Dataset excerpts:
:::
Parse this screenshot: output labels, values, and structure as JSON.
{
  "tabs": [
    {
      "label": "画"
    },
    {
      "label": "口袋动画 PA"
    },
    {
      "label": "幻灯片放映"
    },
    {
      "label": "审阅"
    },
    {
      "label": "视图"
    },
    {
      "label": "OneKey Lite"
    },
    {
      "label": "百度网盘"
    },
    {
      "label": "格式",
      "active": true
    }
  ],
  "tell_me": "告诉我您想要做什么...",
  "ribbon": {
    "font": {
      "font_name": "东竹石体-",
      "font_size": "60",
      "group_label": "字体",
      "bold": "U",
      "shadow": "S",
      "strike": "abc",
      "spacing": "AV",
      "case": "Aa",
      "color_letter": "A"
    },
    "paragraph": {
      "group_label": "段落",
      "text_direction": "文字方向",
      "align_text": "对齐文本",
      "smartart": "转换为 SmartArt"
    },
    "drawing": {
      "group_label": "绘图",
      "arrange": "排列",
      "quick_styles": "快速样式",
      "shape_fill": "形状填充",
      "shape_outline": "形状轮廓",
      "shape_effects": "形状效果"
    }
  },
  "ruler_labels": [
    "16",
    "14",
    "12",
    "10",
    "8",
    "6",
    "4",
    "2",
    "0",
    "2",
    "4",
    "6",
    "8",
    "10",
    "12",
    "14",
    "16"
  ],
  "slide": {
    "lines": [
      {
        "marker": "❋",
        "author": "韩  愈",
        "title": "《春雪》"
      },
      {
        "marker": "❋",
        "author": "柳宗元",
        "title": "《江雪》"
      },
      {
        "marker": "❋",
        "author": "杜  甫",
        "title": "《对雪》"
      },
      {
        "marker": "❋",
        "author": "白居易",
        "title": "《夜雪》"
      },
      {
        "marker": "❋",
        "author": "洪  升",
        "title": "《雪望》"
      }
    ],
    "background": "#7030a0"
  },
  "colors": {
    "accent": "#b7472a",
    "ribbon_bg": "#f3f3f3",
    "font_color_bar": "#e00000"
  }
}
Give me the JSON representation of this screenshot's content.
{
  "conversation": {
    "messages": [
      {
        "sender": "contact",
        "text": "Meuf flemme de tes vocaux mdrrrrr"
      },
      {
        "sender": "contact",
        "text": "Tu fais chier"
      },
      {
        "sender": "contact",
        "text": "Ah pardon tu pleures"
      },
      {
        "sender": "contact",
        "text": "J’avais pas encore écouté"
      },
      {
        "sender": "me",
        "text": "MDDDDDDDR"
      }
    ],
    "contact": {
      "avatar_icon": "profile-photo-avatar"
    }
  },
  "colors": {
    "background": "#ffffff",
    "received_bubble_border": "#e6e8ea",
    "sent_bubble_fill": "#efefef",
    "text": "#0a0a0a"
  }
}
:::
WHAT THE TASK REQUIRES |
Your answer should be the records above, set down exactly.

RESPONSE |
Parse this screenshot: output labels, values, and structure as JSON.
{
  "tabs": [
    {
      "label": "画"
    },
    {
      "label": "口袋动画 PA"
    },
    {
      "label": "幻灯片放映"
    },
    {
      "label": "审阅"
    },
    {
      "label": "视图"
    },
    {
      "label": "OneKey Lite"
    },
    {
      "label": "百度网盘"
    },
    {
      "label": "格式",
      "active": true
    }
  ],
  "tell_me": "告诉我您想要做什么...",
  "ribbon": {
    "font": {
      "font_name": "东竹石体-",
      "font_size": "60",
      "group_label": "字体",
      "bold": "U",
      "shadow": "S",
      "strike": "abc",
      "spacing": "AV",
      "case": "Aa",
      "color_letter": "A"
    },
    "paragraph": {
      "group_label": "段落",
      "text_direction": "文字方向",
      "align_text": "对齐文本",
      "smartart": "转换为 SmartArt"
    },
    "drawing": {
      "group_label": "绘图",
      "arrange": "排列",
      "quick_styles": "快速样式",
      "shape_fill": "形状填充",
      "shape_outline": "形状轮廓",
      "shape_effects": "形状效果"
    }
  },
  "ruler_labels": [
    "16",
    "14",
    "12",
    "10",
    "8",
    "6",
    "4",
    "2",
    "0",
    "2",
    "4",
    "6",
    "8",
    "10",
    "12",
    "14",
    "16"
  ],
  "slide": {
    "lines": [
      {
        "marker": "❋",
        "author": "韩  愈",
        "title": "《春雪》"
      },
      {
        "marker": "❋",
        "author": "柳宗元",
        "title": "《江雪》"
      },
      {
        "marker": "❋",
        "author": "杜  甫",
        "title": "《对雪》"
      },
      {
        "marker": "❋",
        "author": "白居易",
        "title": "《夜雪》"
      },
      {
        "marker": "❋",
        "author": "洪  升",
        "title": "《雪望》"
      }
    ],
    "background": "#7030a0"
  },
  "colors": {
    "accent": "#b7472a",
    "ribbon_bg": "#f3f3f3",
    "font_color_bar": "#e00000"
  }
}
Give me the JSON representation of this screenshot's content.
{
  "conversation": {
    "messages": [
      {
        "sender": "contact",
        "text": "Meuf flemme de tes vocaux mdrrrrr"
      },
      {
        "sender": "contact",
        "text": "Tu fais chier"
      },
      {
        "sender": "contact",
        "text": "Ah pardon tu pleures"
      },
      {
        "sender": "contact",
        "text": "J’avais pas encore écouté"
      },
      {
        "sender": "me",
        "text": "MDDDDDDDR"
      }
    ],
    "contact": {
      "avatar_icon": "profile-photo-avatar"
    }
  },
  "colors": {
    "background": "#ffffff",
    "received_bubble_border": "#e6e8ea",
    "sent_bubble_fill": "#efefef",
    "text": "#0a0a0a"
  }
}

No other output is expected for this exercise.